Whatever you think about Apple and its products, it’s hard to deny that their marketing machine does an excellent job projecting the company as both a technological leader and cultural trend-setter. The latest gizmo to get the full Apple-hype treatment is the iPad, which has been variously described as everything from the greatest invention since sliced bread to the greatest invention of all time.
As a piece of technology, I don’t have an opinion about the iPad. It lies outside my interests, and there’s no scenario in which I see myself needing one or buying one.

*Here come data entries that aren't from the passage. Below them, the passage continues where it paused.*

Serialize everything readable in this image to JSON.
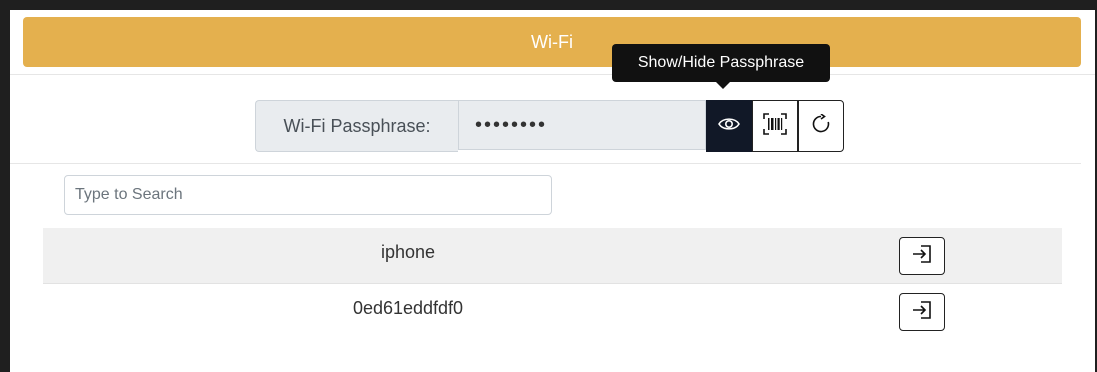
{
  "header": {
    "title": "Wi-Fi"
  },
  "tooltip": {
    "text": "Show/Hide Passphrase"
  },
  "passphrase": {
    "label": "Wi-Fi Passphrase:",
    "masked_value": "••••••••",
    "buttons": [
      {
        "icon": "eye-icon",
        "active": true
      },
      {
        "icon": "barcode-icon",
        "active": false
      },
      {
        "icon": "refresh-icon",
        "active": false
      }
    ]
  },
  "search": {
    "placeholder": "Type to Search",
    "value": ""
  },
  "networks": [
    {
      "name": "iphone"
    },
    {
      "name": "0ed61eddfdf0"
    }
  ],
  "colors": {
    "header": "#e4b04e",
    "active_button": "#111827"
  }
}
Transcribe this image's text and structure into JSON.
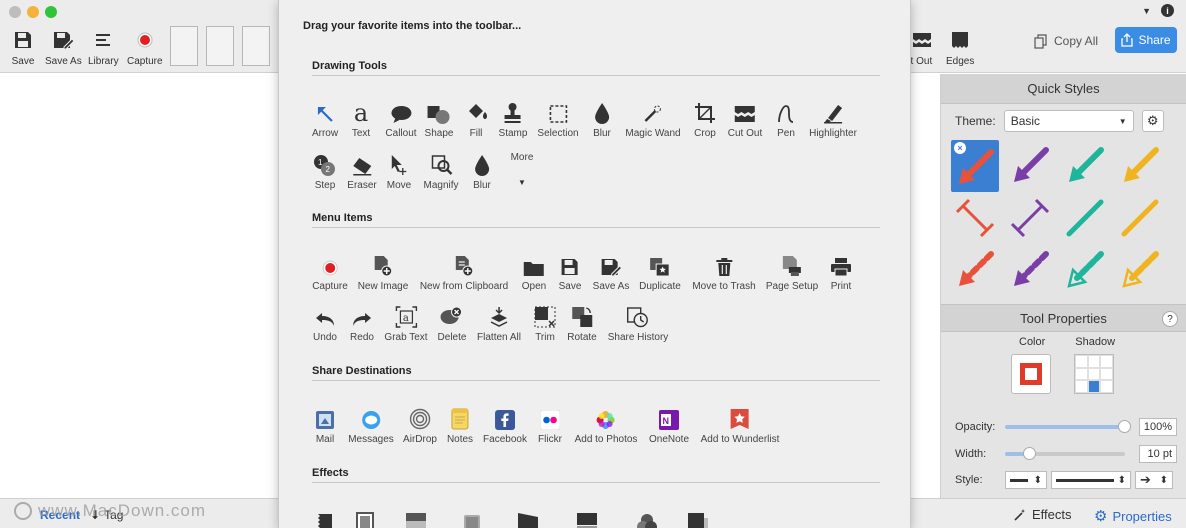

What’s most interesting to me about the iPad is how the book business has both embraced and distanced itself from the device, as if it’s critical to publishing’s aims. To the extent that the iPad creates pretty portable pictures, I can see how that might serve the aims of an art book, but when it comes to text I see no inherent advantage in the iPad over any other e-reading device.

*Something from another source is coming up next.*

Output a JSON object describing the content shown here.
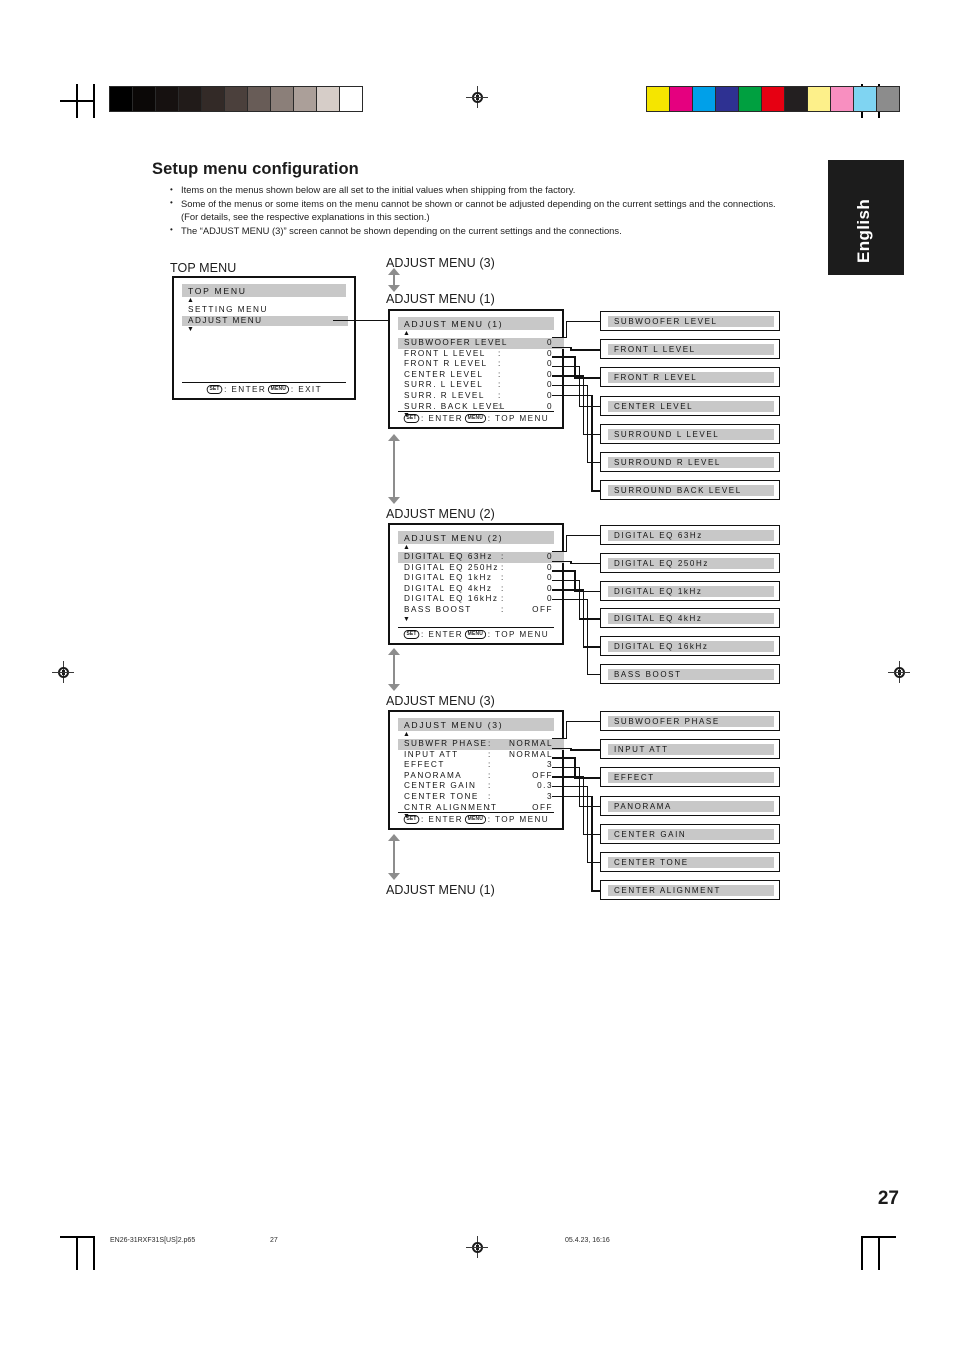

More to the point, as a content creator, I see the iPad as essentially meaningless. The works I create are almost completely described by text (no images, little formatting), and my goal for that content is to make it device independent. Because the ePub and PDF file formats already allow me to do that, the existence or non-existence of the iPad (and any other similar device) is a non-issue for me.
I’m not waiting for the iPad to make my work viable, portable, deliverable or readable. If it sells like hotcakes, great. If it doesn’t, great. Apple’s market share is nothing I care about, and the same goes for Amazon, Sony, and anybody else who intends to enter the e-reader marketplace. I’m taking my content directly to readers one way or the other, and nobody’s going to get in the way of that. Anyone who tries to do so by controlling the technology will be undermined by the competition. Anyone who tries to do so by controlling the market will be side-stepped and cut down by the internet.
— Mark Barrett